Step 5: Find the weak points
To have a chance of ranking for the featured snippet, we not only need to add a similar section to our own page, but we also need to find a way of somehow improving upon it.
In this case, the first thing we can see is the article’s publication date, October 2019. That means it’s already extremely out of date.
Also, the title doesn’t include a year, meaning this article lacks any signs of freshness. People searching for remote work programs would certainly expect the latest information. This is a major weak point.
What’s more, Google prefers to show fresh and relevant information, so we’ve already got a strong idea of what we can do first to steal this featured snippet.
Step 6: Devise a plan of attack
We’ve now analyzed the top-ranking article. Based on the information we gleaned, we now know what format what we have to emulate, as well as a strategy to make a better page and steal the snippet.
Here’s exactly how I’d target this snippet:
#1. Add a section to my page with the same format:
- Use an H2 heading with the exact keyword placed close to the beginning of the article.
- Include a bullet point summary of the list right under the H2 heading.
- Write a full list using H3 headings for each new entry in the list.
- Make sure my article provided fresher and more relevant information.

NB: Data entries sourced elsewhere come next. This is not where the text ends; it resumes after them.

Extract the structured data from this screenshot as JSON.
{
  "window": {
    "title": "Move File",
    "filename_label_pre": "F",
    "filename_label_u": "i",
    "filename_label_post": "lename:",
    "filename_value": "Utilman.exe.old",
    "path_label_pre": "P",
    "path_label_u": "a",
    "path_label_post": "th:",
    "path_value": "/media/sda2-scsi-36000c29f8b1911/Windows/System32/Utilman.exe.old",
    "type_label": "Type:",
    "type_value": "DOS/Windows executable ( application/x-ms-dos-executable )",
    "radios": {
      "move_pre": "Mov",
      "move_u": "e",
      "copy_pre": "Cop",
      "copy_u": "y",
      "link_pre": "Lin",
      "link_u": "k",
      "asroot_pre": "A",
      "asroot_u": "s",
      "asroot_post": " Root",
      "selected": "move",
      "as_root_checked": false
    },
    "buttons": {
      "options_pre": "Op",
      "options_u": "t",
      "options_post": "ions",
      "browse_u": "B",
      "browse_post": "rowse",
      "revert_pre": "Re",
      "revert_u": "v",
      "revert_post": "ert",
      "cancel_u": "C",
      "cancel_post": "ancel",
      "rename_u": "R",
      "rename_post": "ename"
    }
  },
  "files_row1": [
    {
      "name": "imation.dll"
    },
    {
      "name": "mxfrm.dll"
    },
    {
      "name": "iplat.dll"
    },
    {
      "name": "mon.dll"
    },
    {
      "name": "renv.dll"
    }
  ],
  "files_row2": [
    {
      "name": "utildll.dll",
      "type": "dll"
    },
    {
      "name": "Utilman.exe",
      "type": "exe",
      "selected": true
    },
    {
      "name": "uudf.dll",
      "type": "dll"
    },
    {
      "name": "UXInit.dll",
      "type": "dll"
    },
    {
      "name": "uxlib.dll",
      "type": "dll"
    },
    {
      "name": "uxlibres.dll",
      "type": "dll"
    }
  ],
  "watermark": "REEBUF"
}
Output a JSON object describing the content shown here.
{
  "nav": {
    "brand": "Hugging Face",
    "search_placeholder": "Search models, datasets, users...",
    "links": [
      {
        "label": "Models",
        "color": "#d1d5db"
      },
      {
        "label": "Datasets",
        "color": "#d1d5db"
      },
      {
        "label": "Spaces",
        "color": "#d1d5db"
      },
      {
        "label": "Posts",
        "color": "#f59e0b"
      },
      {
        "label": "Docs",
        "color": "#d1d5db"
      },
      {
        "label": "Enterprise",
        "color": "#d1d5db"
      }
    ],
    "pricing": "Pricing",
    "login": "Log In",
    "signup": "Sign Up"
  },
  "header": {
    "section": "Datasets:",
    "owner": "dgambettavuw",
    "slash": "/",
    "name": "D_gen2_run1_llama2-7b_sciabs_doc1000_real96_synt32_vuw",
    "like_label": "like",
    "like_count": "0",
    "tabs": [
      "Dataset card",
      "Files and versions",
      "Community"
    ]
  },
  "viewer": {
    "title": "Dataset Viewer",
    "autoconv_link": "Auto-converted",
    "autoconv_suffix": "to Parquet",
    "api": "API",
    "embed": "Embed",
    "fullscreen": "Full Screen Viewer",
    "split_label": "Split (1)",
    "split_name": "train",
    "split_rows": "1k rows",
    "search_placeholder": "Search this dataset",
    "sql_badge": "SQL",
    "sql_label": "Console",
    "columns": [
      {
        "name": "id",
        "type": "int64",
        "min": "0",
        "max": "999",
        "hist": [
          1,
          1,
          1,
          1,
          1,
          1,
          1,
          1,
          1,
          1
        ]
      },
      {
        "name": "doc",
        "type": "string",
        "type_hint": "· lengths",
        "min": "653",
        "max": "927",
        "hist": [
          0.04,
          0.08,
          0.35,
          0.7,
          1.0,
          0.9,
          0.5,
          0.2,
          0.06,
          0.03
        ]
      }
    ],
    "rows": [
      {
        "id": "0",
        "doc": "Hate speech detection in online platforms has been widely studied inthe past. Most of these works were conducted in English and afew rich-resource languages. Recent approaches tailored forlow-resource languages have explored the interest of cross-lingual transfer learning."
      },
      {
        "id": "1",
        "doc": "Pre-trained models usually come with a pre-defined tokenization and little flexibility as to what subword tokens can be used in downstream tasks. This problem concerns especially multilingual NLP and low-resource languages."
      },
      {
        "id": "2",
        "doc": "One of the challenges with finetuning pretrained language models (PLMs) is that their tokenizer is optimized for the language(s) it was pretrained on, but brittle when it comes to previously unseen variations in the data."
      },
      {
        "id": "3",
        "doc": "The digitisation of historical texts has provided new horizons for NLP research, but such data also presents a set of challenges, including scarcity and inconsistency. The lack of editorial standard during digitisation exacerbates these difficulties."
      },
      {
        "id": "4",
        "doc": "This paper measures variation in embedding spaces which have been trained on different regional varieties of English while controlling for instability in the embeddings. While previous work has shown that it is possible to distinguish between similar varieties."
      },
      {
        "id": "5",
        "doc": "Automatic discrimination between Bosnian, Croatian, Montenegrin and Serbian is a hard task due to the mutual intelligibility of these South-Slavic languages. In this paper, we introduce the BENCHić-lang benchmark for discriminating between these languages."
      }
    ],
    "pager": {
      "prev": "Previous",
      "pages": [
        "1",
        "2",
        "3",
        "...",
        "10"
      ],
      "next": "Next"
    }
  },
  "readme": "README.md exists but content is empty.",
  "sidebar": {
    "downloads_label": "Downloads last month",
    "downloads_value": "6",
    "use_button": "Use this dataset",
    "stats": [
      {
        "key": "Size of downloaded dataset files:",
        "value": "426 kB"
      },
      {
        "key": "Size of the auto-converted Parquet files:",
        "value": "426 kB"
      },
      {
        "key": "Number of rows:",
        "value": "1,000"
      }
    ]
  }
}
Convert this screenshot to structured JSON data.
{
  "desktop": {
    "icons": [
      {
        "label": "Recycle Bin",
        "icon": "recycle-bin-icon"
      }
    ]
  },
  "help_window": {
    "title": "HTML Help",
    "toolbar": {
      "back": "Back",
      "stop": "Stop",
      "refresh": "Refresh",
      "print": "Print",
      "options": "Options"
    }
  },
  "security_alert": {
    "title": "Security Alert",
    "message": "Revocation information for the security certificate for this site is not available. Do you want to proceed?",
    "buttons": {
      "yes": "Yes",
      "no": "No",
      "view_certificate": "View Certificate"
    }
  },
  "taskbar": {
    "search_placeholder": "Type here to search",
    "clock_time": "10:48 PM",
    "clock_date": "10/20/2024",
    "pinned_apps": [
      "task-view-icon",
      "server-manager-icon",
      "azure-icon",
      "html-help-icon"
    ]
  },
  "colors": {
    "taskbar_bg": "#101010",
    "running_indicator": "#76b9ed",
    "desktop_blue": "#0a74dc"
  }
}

- Make sure the title included the correct year, e.g. “12 of the Best Remote Worker Programs for 2023”.
- Consider writing a more extensive list, e.g. if the competing article included nine entries on the list, I’d probably aim to include 11 or 12 entries on mine. That would likely involve doing some additional research to make sure my article provided better, more comprehensive content for the user. That’s what Google likes best and will reward.
#2. Next, I’d manually submit my edited and updated page via Google Search Console’s “Inspect Any URL” tool, so it could get re-crawled.
Then, I’d wait a few days for the bots to crawl the new page….
During this time, I’d be keeping an eye on the SERPs to see how my page progressed. With any luck, it would soon grab that featured snippet. This process has worked for me many times before. I hope it will work for you as well.
In this post, I showed you my exact process for how to get the featured snippet. I’ve gotten lots of snippets using this method. Targeting featured snippets is an easy and fun way to drive more traffic to your blog.
It’s worth going through your organic keywords every so often, to check what’s ranking for the snippets, and see if you can get ahead of them. Following this process will make it easy, and you’re sure to get a nice boost of traffic as a reward!